Fortville: 40 GbE Ethernet For The Masses
Alongside the Grantley platform, Intel is introducing a new generation of Ethernet network adapters code-named Fortville. The controller is 40 Gb-capable, and it completely changes the game with regards to Intel's networking capabilities.
Given the massive performance increases enabled by today's systems, low-latency and high-bandwidth networking is essential. Grantley is built to consolidate an even greater number of virtual machines on a single server. Technologies like VMware vSAN utilize local storage to create distributed SANs for these virtual machines. Even trends like software-defined networking can benefit from higher port counts and greater networking performance. Fortville is Intel's solution.
There are three main configurations of the Fortville adapter: 2 x 40 GbE, 1 x 40 GbE, and 2 x 10 GbE. Compare that to the previous generation of Spring Fountain-based X520 adapters capable of up to 2 x 10 GbE. You quickly see the bandwidth "potential" goes up from 20 to 80 Gb/s on the Fortville X710 family.
While a 4x bandwidth increase sounds awesome, that ceiling is currently not possible to hit. Servers generally expose a bunch of eight-lane PCIe slots. Right now, the third-gen standard gives you a little less than 8 GB/s of throughput. Furthermore, there is always some overhead involved. So, hooked up to the Cray-Gnodal GS0018 (18 x 40 GbE) switch in the lab, we are seeing between 50 and 55 Gb/s of peak bandwidth. We dno't have enough data to publish formal numbers. However, there is definitely a bottleneck in play.
Still, in most deployments, the two QSFP ports will attach to different switches for failover. And there's plenty of headroom in the card to drive essentially a full 40 Gb connection, plus a solid amount through the second port.
Another aspect of 40 GbE-based products like the XL710 is that each QSFP port can utilize QSFP-to-4x SFP+ breakout cables. This allows for each XL710 card with dual QSFP ports to connect to up to 8x SFP+ 10 GbE devices. In theory, you can place eight of these dual-port cards in a server and then use that machine with 72 10 GbE network connections. The reasons not to are pretty obvious, but it's at least technically possible.

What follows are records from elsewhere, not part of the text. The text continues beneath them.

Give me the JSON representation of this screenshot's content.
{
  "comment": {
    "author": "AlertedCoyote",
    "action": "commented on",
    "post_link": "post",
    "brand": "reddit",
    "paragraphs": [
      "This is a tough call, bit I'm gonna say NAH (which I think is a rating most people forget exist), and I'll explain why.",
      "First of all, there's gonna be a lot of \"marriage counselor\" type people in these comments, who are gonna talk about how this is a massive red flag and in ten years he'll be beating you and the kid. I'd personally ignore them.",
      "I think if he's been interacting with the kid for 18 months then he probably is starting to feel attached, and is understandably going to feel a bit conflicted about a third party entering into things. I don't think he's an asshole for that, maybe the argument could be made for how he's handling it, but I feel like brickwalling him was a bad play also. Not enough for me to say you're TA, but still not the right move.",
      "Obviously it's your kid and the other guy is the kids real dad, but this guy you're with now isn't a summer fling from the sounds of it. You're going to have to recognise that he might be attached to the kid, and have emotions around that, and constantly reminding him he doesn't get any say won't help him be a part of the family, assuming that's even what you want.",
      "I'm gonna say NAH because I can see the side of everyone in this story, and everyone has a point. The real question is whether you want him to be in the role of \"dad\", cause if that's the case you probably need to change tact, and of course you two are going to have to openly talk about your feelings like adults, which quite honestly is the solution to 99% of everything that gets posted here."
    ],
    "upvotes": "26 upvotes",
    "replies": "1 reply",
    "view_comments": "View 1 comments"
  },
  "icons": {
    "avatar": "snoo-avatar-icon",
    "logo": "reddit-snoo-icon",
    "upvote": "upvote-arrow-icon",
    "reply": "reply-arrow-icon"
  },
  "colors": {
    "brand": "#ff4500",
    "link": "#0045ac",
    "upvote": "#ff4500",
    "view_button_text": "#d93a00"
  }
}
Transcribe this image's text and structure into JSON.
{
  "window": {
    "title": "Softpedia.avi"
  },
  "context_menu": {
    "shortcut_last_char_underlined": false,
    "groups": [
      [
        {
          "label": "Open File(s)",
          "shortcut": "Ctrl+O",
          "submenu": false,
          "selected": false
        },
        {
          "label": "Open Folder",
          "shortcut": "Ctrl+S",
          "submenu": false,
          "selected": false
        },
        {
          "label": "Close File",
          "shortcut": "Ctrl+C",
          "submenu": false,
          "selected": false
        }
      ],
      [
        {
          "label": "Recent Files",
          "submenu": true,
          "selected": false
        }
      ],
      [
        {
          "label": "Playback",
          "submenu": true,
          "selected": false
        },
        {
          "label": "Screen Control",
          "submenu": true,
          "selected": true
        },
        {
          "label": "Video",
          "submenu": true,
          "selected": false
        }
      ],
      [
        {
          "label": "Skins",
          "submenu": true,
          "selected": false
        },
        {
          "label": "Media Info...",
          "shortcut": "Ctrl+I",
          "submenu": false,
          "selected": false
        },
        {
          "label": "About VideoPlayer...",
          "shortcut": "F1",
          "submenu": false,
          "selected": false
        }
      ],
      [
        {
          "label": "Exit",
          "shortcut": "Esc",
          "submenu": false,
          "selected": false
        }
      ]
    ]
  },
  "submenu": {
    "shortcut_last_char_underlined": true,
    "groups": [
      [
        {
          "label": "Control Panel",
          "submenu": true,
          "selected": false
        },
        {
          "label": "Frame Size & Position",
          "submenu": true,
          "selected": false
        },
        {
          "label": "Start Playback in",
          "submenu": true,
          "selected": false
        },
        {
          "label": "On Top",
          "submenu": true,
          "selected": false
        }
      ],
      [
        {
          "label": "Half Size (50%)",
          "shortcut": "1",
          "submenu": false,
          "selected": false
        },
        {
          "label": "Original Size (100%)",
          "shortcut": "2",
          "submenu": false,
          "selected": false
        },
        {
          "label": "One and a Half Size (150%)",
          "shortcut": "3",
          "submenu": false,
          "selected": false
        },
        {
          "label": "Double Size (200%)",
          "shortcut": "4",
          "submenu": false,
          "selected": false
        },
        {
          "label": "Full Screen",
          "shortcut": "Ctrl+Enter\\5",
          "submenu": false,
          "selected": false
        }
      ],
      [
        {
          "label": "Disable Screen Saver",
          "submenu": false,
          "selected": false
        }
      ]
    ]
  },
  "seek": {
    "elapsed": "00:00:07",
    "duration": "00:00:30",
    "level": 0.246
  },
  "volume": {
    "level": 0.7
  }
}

The other side of the Fortville story, aside from the controller's huge performance and density improvements, is power consumption. Fortville uses less power than the previous-gen X520 10 GbE adapters, both at idle and under load. The X520s had an 8.6 W TDP, while the XL710 generation is rated at 7 W. In a theoretical efficiency metric, Fortville delivers more than 3.5 times the throughput/watt compared to previous generation. That is a massive leap forward. Consistent with this, Fortville is rated at 3.6 W typical power consumption using two 40 GbE links, so 7 W TDP represents a lot of headroom.
At the end of the day, Intel's Fortville-based adapters should enable more bandwidth, lower latency, and higher port density, all at reduced power consumption.